He is a trapped man, and he behaves as such.
Vincent Hanna can afford to be Batman and The Joker. So, when he sings “Moon Over Miami” to a criminal informant, or shouts about the glories of a “woman’s ass” he’s revealing his privilege and status in the world. He can do what he wants. McCauley has no such luxury.
I mentioned the film’s nearly three-hour length earlier. Mann spends an unusual amount of time on the supporting characters in the film, and not just the main supporting roles played by Kilmer, Venora, Ashley Judd, Amy Brenneman, and Tom Sizemore. He also gives grace notes to characters way down the credits list. The broken-hearted girlfriend of Dennis Haysbert’s ill-fated parolee; William Fichtner as a white-collar criminal who’s not as smart as he thinks he is; and especially Natalie Portman as Hanna’s anxiety-plagued stepdaughter.
In most crime films, incidental characters would be given only cursory consideration. But what Mann does with HEAT is create a kaleidoscopic view of the lives these two men lead and how their choices affect everyone around them. In doing that, he takes what would have been merely great and he makes it grand.
But HEAT is still mainly a film about restraint. Characters seldom raise their voices, and there are far more scenes of a philosophical nature than there are action set-pieces. It’s a decidedly masculine film that takes the women in the picture seriously. Sure, they are girlfriends and wives, but their lives matter too. There is real pain and suffering in HEAT. Whether it is when a character’s clavicle is snapped by a gun-shot wound, or when a young girl can’t find her barrettes ahead of the non-arrival of her deadbeat dad and feels the world is coming to an end.
Then there is the extraordinary bank heist that takes place in the last half of the film. A cacophony of gunfire, broken windows, crashed cars, and sudden death. Once it begins, it carries on for a stretch that is so suspenseful you almost want it to stop. And when it finally does, you catch your breath and find yourself thankful for a moment to reorient yourself in the world Michael Mann has dropped you into.
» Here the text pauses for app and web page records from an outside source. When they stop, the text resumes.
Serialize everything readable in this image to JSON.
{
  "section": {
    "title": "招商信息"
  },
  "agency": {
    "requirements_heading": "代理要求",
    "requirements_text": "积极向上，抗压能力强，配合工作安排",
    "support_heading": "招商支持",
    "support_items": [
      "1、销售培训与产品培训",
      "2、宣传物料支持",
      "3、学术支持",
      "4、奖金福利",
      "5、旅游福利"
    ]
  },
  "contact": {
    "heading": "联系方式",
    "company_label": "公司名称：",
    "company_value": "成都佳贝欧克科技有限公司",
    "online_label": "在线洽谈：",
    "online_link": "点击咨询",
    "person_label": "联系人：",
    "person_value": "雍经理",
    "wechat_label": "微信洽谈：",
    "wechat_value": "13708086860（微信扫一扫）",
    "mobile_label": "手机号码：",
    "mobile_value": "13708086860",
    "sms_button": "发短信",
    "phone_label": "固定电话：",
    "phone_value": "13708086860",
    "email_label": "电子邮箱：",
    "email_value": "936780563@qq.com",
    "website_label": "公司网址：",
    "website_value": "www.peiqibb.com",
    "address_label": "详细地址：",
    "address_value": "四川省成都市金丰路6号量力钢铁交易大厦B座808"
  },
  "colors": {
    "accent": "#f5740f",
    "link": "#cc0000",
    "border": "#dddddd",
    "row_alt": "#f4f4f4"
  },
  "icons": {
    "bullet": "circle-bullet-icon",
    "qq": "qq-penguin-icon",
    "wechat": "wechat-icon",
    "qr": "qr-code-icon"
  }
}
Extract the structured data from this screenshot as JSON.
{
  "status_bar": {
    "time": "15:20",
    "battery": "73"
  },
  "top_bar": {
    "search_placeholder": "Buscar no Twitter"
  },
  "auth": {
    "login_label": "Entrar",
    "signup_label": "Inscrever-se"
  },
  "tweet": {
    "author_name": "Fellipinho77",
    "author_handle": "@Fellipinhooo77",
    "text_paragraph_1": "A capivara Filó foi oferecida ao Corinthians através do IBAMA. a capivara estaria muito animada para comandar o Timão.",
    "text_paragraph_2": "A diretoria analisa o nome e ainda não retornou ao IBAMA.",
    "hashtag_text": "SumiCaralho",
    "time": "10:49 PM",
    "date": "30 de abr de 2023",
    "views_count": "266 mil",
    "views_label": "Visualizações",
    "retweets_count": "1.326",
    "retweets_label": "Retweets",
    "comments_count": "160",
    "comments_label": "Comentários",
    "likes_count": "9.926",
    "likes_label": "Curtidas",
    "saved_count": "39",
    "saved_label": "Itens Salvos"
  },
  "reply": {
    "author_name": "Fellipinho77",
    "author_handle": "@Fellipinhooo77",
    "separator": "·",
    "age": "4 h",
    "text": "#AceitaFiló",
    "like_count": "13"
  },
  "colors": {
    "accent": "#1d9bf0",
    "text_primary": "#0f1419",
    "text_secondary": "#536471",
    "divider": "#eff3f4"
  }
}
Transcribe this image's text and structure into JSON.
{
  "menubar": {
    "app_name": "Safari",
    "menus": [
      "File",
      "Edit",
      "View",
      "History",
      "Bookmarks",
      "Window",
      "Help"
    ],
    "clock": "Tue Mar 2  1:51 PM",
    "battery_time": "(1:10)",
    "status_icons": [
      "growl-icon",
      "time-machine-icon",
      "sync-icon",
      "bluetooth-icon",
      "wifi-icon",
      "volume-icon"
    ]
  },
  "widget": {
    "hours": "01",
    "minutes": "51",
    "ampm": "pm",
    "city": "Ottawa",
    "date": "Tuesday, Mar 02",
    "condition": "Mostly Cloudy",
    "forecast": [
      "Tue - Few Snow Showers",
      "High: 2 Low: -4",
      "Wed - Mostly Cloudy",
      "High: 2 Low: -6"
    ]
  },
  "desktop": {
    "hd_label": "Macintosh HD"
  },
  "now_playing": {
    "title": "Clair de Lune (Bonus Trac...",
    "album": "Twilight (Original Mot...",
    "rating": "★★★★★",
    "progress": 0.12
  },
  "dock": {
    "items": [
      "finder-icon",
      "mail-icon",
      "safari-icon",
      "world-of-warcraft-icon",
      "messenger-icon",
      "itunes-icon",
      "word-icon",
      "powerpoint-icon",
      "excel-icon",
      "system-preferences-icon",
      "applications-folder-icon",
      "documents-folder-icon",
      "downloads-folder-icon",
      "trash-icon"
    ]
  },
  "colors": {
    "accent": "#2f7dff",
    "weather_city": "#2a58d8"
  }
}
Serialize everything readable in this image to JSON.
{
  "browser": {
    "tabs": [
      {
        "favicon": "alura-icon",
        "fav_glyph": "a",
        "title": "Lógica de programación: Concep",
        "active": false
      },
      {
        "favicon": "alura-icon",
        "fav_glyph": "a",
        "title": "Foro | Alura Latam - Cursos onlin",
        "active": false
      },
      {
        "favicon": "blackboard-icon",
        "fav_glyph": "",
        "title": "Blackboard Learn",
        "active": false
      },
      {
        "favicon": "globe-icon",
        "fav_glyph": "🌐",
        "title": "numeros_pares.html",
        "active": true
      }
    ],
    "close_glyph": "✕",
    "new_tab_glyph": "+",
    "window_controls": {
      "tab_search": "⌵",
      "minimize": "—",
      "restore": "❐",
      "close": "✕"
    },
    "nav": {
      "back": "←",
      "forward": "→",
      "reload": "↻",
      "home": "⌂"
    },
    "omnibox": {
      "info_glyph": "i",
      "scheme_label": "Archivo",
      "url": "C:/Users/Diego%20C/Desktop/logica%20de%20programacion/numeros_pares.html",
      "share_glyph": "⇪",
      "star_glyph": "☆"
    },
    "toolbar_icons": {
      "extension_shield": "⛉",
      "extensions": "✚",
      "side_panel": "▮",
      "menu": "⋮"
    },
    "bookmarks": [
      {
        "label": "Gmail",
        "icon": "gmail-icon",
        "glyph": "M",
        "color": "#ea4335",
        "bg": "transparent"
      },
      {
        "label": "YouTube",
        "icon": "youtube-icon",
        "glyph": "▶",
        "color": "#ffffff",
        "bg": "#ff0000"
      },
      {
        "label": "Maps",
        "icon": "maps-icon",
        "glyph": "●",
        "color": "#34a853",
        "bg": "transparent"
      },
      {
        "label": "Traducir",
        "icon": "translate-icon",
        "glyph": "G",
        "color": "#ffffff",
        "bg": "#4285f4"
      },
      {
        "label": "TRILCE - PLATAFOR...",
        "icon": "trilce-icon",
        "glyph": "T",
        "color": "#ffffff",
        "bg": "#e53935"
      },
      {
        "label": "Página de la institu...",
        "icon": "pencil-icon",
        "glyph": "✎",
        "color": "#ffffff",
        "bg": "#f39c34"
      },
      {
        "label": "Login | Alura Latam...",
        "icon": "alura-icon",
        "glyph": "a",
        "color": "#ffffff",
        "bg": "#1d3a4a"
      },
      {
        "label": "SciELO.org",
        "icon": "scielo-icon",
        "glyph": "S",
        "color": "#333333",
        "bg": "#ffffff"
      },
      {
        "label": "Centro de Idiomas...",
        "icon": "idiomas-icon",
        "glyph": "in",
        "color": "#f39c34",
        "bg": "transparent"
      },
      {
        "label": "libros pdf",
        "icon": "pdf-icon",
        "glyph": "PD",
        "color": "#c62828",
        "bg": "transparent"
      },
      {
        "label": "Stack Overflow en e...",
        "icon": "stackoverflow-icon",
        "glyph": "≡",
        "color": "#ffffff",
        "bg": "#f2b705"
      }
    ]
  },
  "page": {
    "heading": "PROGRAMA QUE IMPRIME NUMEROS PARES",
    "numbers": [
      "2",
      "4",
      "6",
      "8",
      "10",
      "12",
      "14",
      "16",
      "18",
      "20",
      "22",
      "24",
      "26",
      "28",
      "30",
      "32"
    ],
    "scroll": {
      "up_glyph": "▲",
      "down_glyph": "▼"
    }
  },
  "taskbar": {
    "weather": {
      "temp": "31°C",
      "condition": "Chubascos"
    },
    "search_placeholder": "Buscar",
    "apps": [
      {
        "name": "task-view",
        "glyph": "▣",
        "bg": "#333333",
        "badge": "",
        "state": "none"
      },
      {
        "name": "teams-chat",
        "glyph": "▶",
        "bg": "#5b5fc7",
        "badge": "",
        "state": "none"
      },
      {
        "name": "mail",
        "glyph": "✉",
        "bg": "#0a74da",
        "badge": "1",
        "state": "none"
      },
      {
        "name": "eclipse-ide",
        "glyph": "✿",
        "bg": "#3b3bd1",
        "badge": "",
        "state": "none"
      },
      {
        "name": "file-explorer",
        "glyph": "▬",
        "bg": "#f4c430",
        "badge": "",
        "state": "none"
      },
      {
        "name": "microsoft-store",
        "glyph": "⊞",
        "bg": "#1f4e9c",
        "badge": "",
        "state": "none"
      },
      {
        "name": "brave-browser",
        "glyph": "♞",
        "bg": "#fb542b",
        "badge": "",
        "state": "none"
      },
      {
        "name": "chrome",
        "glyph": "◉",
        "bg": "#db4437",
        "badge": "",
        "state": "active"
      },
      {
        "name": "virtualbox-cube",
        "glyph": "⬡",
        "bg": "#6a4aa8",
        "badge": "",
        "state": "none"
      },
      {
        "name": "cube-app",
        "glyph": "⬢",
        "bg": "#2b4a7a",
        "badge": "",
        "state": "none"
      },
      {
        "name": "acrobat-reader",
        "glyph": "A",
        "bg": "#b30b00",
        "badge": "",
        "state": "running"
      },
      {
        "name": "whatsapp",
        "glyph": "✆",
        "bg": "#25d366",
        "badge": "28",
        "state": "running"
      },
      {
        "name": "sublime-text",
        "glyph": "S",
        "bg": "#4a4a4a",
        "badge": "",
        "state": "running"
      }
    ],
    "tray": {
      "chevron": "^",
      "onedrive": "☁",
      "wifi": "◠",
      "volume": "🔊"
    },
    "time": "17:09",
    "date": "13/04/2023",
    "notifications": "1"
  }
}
After a brief respite, Mann revs up the throttle again with an amazing late-night chase sequence that ends on the outskirts of LAX with planes intermittently roaring overhead.
One of these men meets his end at the hands of his own nature and an unfortunately timed well-cast shadow. The film closes with Hanna and McCauly all alone. The last of their kind. Holding hands as Moby’s rapturous “God Moving Over The Face Of The Waters” plays into the cut to black.
It is breathtaking.
It’s the greatest cops and robbers movie ever made, and much more. It is the Seven Samurai of policiers.
How many crime dramas are this profound?
“Goodbye, motherfucker. You were good.”